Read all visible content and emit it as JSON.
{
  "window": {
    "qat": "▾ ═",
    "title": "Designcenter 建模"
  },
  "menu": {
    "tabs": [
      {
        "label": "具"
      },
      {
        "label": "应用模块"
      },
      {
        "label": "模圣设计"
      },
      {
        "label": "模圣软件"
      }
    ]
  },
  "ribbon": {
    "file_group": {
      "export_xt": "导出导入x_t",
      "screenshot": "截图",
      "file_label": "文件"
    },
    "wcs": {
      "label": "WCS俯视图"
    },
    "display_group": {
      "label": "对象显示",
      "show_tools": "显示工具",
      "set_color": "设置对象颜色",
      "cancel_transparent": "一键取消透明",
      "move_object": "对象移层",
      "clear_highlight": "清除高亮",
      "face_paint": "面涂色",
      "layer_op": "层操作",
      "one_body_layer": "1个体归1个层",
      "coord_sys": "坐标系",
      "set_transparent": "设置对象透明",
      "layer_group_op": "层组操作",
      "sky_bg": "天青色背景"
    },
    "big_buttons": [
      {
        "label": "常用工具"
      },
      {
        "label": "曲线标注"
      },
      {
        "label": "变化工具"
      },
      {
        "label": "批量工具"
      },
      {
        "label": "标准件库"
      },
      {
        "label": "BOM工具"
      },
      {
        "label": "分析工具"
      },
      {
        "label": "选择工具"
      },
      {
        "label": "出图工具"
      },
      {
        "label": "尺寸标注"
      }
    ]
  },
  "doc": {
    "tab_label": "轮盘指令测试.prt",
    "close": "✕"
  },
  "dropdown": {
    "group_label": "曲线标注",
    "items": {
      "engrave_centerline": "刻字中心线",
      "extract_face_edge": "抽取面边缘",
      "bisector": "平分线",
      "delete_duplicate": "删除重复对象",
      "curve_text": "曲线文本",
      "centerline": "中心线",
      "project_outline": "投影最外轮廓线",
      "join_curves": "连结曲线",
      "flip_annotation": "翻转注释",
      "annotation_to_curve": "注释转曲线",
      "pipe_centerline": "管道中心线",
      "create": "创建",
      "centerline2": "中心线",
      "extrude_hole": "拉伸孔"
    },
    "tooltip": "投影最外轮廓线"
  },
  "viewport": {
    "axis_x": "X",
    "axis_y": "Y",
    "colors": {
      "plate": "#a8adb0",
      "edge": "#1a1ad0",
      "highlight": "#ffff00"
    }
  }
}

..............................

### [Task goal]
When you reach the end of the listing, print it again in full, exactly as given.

### [Task answer]
Read all visible content and emit it as JSON.
{
  "window": {
    "qat": "▾ ═",
    "title": "Designcenter 建模"
  },
  "menu": {
    "tabs": [
      {
        "label": "具"
      },
      {
        "label": "应用模块"
      },
      {
        "label": "模圣设计"
      },
      {
        "label": "模圣软件"
      }
    ]
  },
  "ribbon": {
    "file_group": {
      "export_xt": "导出导入x_t",
      "screenshot": "截图",
      "file_label": "文件"
    },
    "wcs": {
      "label": "WCS俯视图"
    },
    "display_group": {
      "label": "对象显示",
      "show_tools": "显示工具",
      "set_color": "设置对象颜色",
      "cancel_transparent": "一键取消透明",
      "move_object": "对象移层",
      "clear_highlight": "清除高亮",
      "face_paint": "面涂色",
      "layer_op": "层操作",
      "one_body_layer": "1个体归1个层",
      "coord_sys": "坐标系",
      "set_transparent": "设置对象透明",
      "layer_group_op": "层组操作",
      "sky_bg": "天青色背景"
    },
    "big_buttons": [
      {
        "label": "常用工具"
      },
      {
        "label": "曲线标注"
      },
      {
        "label": "变化工具"
      },
      {
        "label": "批量工具"
      },
      {
        "label": "标准件库"
      },
      {
        "label": "BOM工具"
      },
      {
        "label": "分析工具"
      },
      {
        "label": "选择工具"
      },
      {
        "label": "出图工具"
      },
      {
        "label": "尺寸标注"
      }
    ]
  },
  "doc": {
    "tab_label": "轮盘指令测试.prt",
    "close": "✕"
  },
  "dropdown": {
    "group_label": "曲线标注",
    "items": {
      "engrave_centerline": "刻字中心线",
      "extract_face_edge": "抽取面边缘",
      "bisector": "平分线",
      "delete_duplicate": "删除重复对象",
      "curve_text": "曲线文本",
      "centerline": "中心线",
      "project_outline": "投影最外轮廓线",
      "join_curves": "连结曲线",
      "flip_annotation": "翻转注释",
      "annotation_to_curve": "注释转曲线",
      "pipe_centerline": "管道中心线",
      "create": "创建",
      "centerline2": "中心线",
      "extrude_hole": "拉伸孔"
    },
    "tooltip": "投影最外轮廓线"
  },
  "viewport": {
    "axis_x": "X",
    "axis_y": "Y",
    "colors": {
      "plate": "#a8adb0",
      "edge": "#1a1ad0",
      "highlight": "#ffff00"
    }
  }
}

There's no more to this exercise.